Data section »

──────────────────────────────

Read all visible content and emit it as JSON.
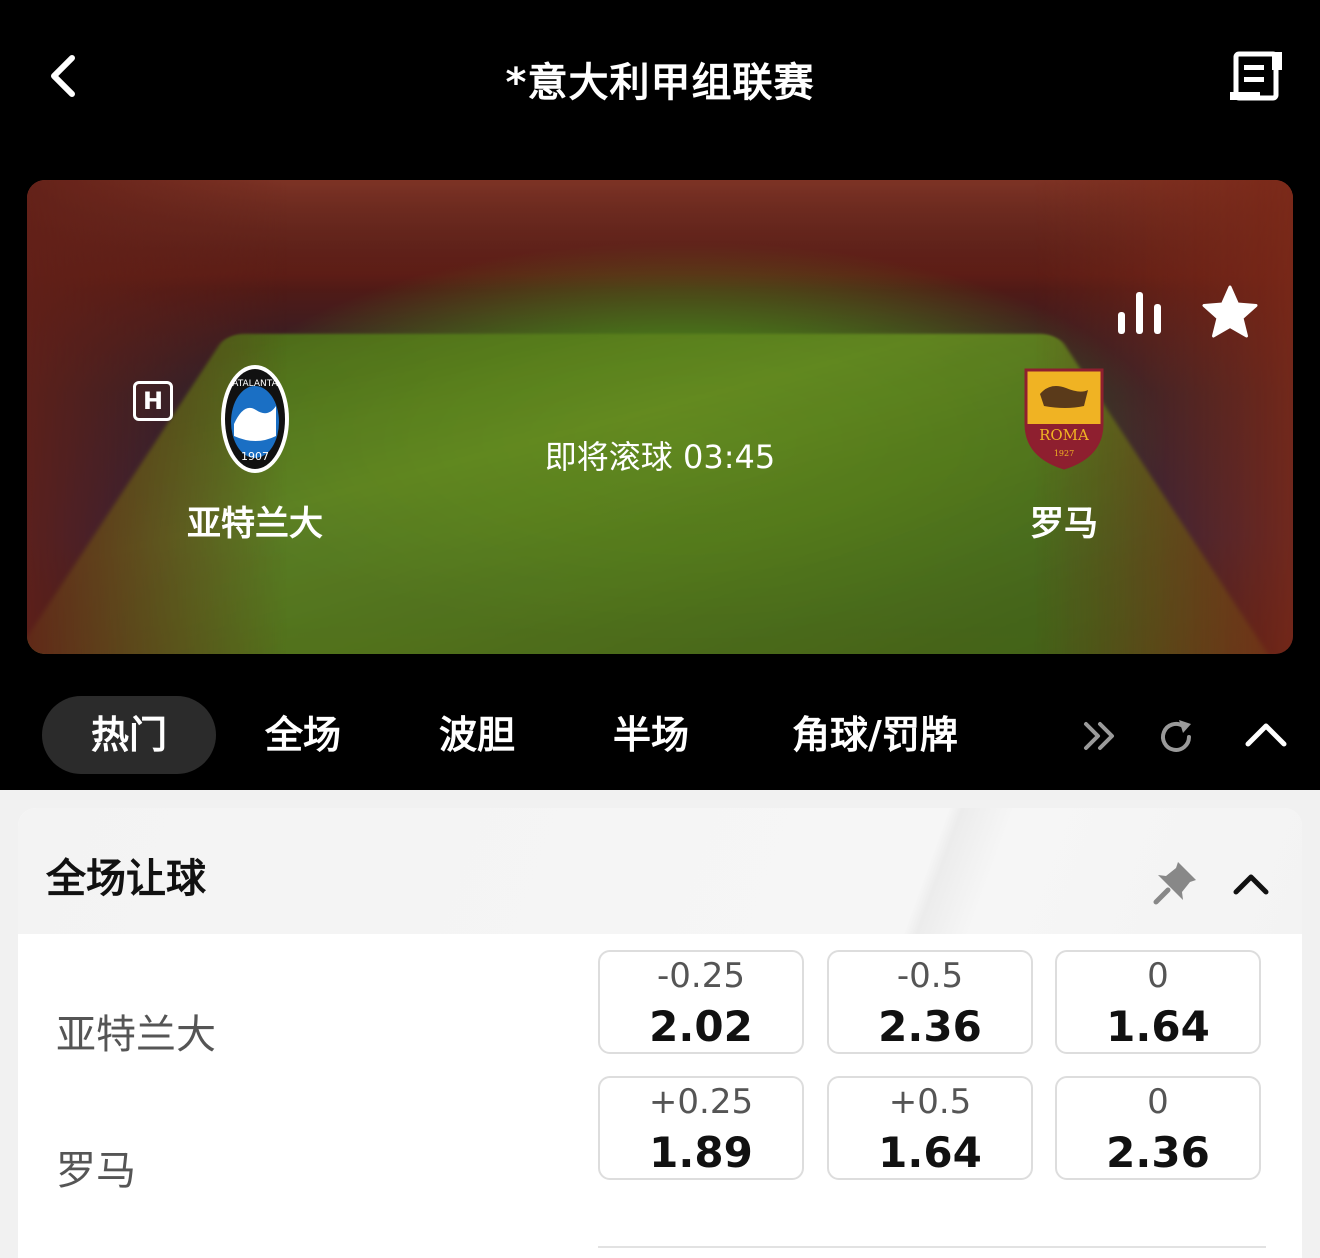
{
  "header": {
    "title": "*意大利甲组联赛",
    "back_icon": "chevron-left-icon",
    "betslip_icon": "betslip-icon"
  },
  "match": {
    "home_badge": "H",
    "home_team": "亚特兰大",
    "away_team": "罗马",
    "status": "即将滚球 03:45",
    "home_logo_text": [
      "ATALANTA",
      "1907"
    ],
    "away_logo_text": [
      "ROMA",
      "1927"
    ]
  },
  "tabs": [
    {
      "label": "热门",
      "active": true
    },
    {
      "label": "全场",
      "active": false
    },
    {
      "label": "波胆",
      "active": false
    },
    {
      "label": "半场",
      "active": false
    },
    {
      "label": "角球/罚牌",
      "active": false
    }
  ],
  "market": {
    "title": "全场让球",
    "rows": [
      {
        "team": "亚特兰大",
        "odds": [
          {
            "line": "-0.25",
            "price": "2.02"
          },
          {
            "line": "-0.5",
            "price": "2.36"
          },
          {
            "line": "0",
            "price": "1.64"
          }
        ]
      },
      {
        "team": "罗马",
        "odds": [
          {
            "line": "+0.25",
            "price": "1.89"
          },
          {
            "line": "+0.5",
            "price": "1.64"
          },
          {
            "line": "0",
            "price": "2.36"
          }
        ]
      }
    ]
  },
  "colors": {
    "background": "#000000",
    "panel": "#f1f1f1",
    "active_tab": "#2b2b2b",
    "odds_border": "#dddddd"
  }
}
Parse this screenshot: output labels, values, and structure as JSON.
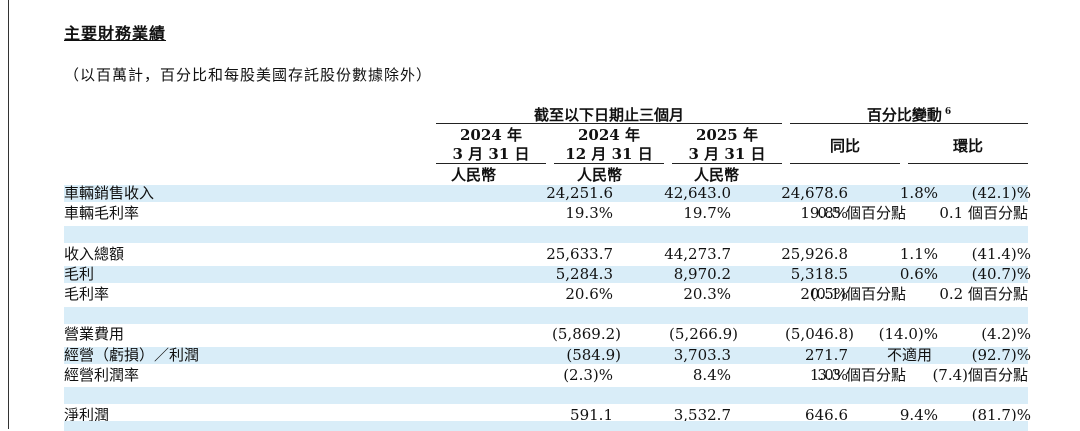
{
  "title": "主要財務業績",
  "subtitle": "（以百萬計，百分比和每股美國存託股份數據除外）",
  "header": {
    "group1": "截至以下日期止三個月",
    "group2": "百分比變動",
    "group2_note": "6",
    "periods": [
      {
        "year": "2024 年",
        "date": "3 月 31 日",
        "currency": "人民幣"
      },
      {
        "year": "2024 年",
        "date": "12 月 31 日",
        "currency": "人民幣"
      },
      {
        "year": "2025 年",
        "date": "3 月 31 日",
        "currency": "人民幣"
      }
    ],
    "yoy": "同比",
    "qoq": "環比"
  },
  "rows": [
    {
      "label": "車輛銷售收入",
      "v1": "24,251.6",
      "v2": "42,643.0",
      "v3": "24,678.6",
      "yoy": "1.8%",
      "qoq": "(42.1)%"
    },
    {
      "label": "車輛毛利率",
      "v1": "19.3%",
      "v2": "19.7%",
      "v3": "19.8%",
      "yoy": "0.5 個百分點",
      "qoq": "0.1 個百分點"
    },
    {
      "label": "收入總額",
      "v1": "25,633.7",
      "v2": "44,273.7",
      "v3": "25,926.8",
      "yoy": "1.1%",
      "qoq": "(41.4)%"
    },
    {
      "label": "毛利",
      "v1": "5,284.3",
      "v2": "8,970.2",
      "v3": "5,318.5",
      "yoy": "0.6%",
      "qoq": "(40.7)%"
    },
    {
      "label": "毛利率",
      "v1": "20.6%",
      "v2": "20.3%",
      "v3": "20.5%",
      "yoy": "(0.1)個百分點",
      "qoq": "0.2 個百分點"
    },
    {
      "label": "營業費用",
      "v1": "(5,869.2)",
      "v2": "(5,266.9)",
      "v3": "(5,046.8)",
      "yoy": "(14.0)%",
      "qoq": "(4.2)%"
    },
    {
      "label": "經營（虧損）／利潤",
      "v1": "(584.9)",
      "v2": "3,703.3",
      "v3": "271.7",
      "yoy": "不適用",
      "qoq": "(92.7)%"
    },
    {
      "label": "經營利潤率",
      "v1": "(2.3)%",
      "v2": "8.4%",
      "v3": "1.0%",
      "yoy": "3.3 個百分點",
      "qoq": "(7.4)個百分點"
    },
    {
      "label": "淨利潤",
      "v1": "591.1",
      "v2": "3,532.7",
      "v3": "646.6",
      "yoy": "9.4%",
      "qoq": "(81.7)%"
    }
  ]
}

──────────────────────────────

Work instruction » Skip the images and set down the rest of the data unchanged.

Solution to this exercise »
Read all visible content and emit it as JSON.
{
  "header": {
    "title": "*意大利甲组联赛",
    "back_icon": "chevron-left-icon",
    "betslip_icon": "betslip-icon"
  },
  "match": {
    "home_badge": "H",
    "home_team": "亚特兰大",
    "away_team": "罗马",
    "status": "即将滚球 03:45",
    "home_logo_text": [
      "ATALANTA",
      "1907"
    ],
    "away_logo_text": [
      "ROMA",
      "1927"
    ]
  },
  "tabs": [
    {
      "label": "热门",
      "active": true
    },
    {
      "label": "全场",
      "active": false
    },
    {
      "label": "波胆",
      "active": false
    },
    {
      "label": "半场",
      "active": false
    },
    {
      "label": "角球/罚牌",
      "active": false
    }
  ],
  "market": {
    "title": "全场让球",
    "rows": [
      {
        "team": "亚特兰大",
        "odds": [
          {
            "line": "-0.25",
            "price": "2.02"
          },
          {
            "line": "-0.5",
            "price": "2.36"
          },
          {
            "line": "0",
            "price": "1.64"
          }
        ]
      },
      {
        "team": "罗马",
        "odds": [
          {
            "line": "+0.25",
            "price": "1.89"
          },
          {
            "line": "+0.5",
            "price": "1.64"
          },
          {
            "line": "0",
            "price": "2.36"
          }
        ]
      }
    ]
  },
  "colors": {
    "background": "#000000",
    "panel": "#f1f1f1",
    "active_tab": "#2b2b2b",
    "odds_border": "#dddddd"
  }
}
Parse this screenshot: output labels, values, and structure as JSON.
{
  "title": "主要財務業績",
  "subtitle": "（以百萬計，百分比和每股美國存託股份數據除外）",
  "header": {
    "group1": "截至以下日期止三個月",
    "group2": "百分比變動",
    "group2_note": "6",
    "periods": [
      {
        "year": "2024 年",
        "date": "3 月 31 日",
        "currency": "人民幣"
      },
      {
        "year": "2024 年",
        "date": "12 月 31 日",
        "currency": "人民幣"
      },
      {
        "year": "2025 年",
        "date": "3 月 31 日",
        "currency": "人民幣"
      }
    ],
    "yoy": "同比",
    "qoq": "環比"
  },
  "rows": [
    {
      "label": "車輛銷售收入",
      "v1": "24,251.6",
      "v2": "42,643.0",
      "v3": "24,678.6",
      "yoy": "1.8%",
      "qoq": "(42.1)%"
    },
    {
      "label": "車輛毛利率",
      "v1": "19.3%",
      "v2": "19.7%",
      "v3": "19.8%",
      "yoy": "0.5 個百分點",
      "qoq": "0.1 個百分點"
    },
    {
      "label": "收入總額",
      "v1": "25,633.7",
      "v2": "44,273.7",
      "v3": "25,926.8",
      "yoy": "1.1%",
      "qoq": "(41.4)%"
    },
    {
      "label": "毛利",
      "v1": "5,284.3",
      "v2": "8,970.2",
      "v3": "5,318.5",
      "yoy": "0.6%",
      "qoq": "(40.7)%"
    },
    {
      "label": "毛利率",
      "v1": "20.6%",
      "v2": "20.3%",
      "v3": "20.5%",
      "yoy": "(0.1)個百分點",
      "qoq": "0.2 個百分點"
    },
    {
      "label": "營業費用",
      "v1": "(5,869.2)",
      "v2": "(5,266.9)",
      "v3": "(5,046.8)",
      "yoy": "(14.0)%",
      "qoq": "(4.2)%"
    },
    {
      "label": "經營（虧損）／利潤",
      "v1": "(584.9)",
      "v2": "3,703.3",
      "v3": "271.7",
      "yoy": "不適用",
      "qoq": "(92.7)%"
    },
    {
      "label": "經營利潤率",
      "v1": "(2.3)%",
      "v2": "8.4%",
      "v3": "1.0%",
      "yoy": "3.3 個百分點",
      "qoq": "(7.4)個百分點"
    },
    {
      "label": "淨利潤",
      "v1": "591.1",
      "v2": "3,532.7",
      "v3": "646.6",
      "yoy": "9.4%",
      "qoq": "(81.7)%"
    }
  ]
}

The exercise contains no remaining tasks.